early days. The push to standardize on the 50Hz that we use today
came about with the plans for our "National Grid" in the 1930s.
Some parts of the American west coast also had 50Hz power in earlier
times. I understand that the Los Angeles area was on 50Hz originally,
and converted over to 60Hz in the early 1930s, complete with publicity
programs to help get clocks and other synchronous devices
changed. I've seen other references which suggest that some parts of
California (and maybe Oregon and Washington too) had patches of 50Hz
power until the 1950s, presumably in those places which generated
locally and were not connected to any sort of statewide grid.
Other places have also used "oddball" frequencies. I was looking at
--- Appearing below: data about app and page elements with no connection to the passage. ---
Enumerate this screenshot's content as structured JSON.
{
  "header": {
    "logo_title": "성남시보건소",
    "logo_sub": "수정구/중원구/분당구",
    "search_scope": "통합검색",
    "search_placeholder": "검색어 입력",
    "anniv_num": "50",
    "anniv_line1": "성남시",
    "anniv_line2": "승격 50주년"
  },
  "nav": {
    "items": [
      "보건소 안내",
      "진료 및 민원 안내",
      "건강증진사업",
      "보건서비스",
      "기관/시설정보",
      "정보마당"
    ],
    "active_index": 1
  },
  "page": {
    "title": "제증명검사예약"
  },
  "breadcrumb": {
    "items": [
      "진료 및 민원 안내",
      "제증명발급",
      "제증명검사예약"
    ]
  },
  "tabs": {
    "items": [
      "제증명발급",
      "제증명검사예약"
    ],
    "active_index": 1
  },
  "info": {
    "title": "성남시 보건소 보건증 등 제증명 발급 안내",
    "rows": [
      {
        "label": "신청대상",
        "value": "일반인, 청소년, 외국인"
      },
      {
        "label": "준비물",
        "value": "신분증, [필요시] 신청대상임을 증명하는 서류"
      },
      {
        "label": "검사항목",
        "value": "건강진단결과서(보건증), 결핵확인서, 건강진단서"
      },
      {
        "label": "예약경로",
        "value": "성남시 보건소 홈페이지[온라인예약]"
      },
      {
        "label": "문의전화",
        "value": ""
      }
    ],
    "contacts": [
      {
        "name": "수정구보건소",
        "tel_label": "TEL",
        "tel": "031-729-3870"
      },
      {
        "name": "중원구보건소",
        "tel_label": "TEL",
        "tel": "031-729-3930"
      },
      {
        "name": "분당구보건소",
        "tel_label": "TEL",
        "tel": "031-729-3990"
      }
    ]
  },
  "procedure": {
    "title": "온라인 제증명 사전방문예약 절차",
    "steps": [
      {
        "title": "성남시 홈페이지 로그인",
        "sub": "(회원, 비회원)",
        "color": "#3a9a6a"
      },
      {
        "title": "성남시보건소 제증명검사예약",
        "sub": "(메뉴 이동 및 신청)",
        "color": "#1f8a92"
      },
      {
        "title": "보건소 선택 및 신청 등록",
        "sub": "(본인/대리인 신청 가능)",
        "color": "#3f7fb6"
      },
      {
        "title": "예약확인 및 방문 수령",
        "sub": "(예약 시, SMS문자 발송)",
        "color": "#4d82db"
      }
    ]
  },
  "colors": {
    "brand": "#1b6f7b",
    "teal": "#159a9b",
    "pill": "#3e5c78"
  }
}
some service manuals for old Garrard turntables (early 1950s) a couple
of months ago, and noticed that they offered not only 50 and 60Hz
motor pulleys but also 40Hz versions at that time. I found out from a
contact "down under" that some parts of western Australia were using
40Hz power at that time.
In Britain, DC supplies survived well into the 1950s and early 1960s
in some urban areas (those older parts of cities which had been the
first to get power). These DC systems used an Edison-type 3-wire
distribution system, running at anything between 200/400 and 250/500V
(this was before there was nationwide standardization of
voltage). Normal domestic services were just 2-wire 200 to 250V, some
houses tapped from the positive "outer," others from the negative.
Commercial service could then get the full 3-wire supply so that they
had 400-500V available as well.
One other odd DC system which we still have is that on the London
Underground (subway) system. LU uses a 4-rail arrangement, at a
nominal 630V DC. However the ground reference is set on a
one-third/two-thirds arrangement, so that the positive conductor rail
(located outside the running rails in the usual "3rd rail" position)
is at +420 volts and the negative rail (placed centrally between the
running rails) is at -210 volts with respect to ground.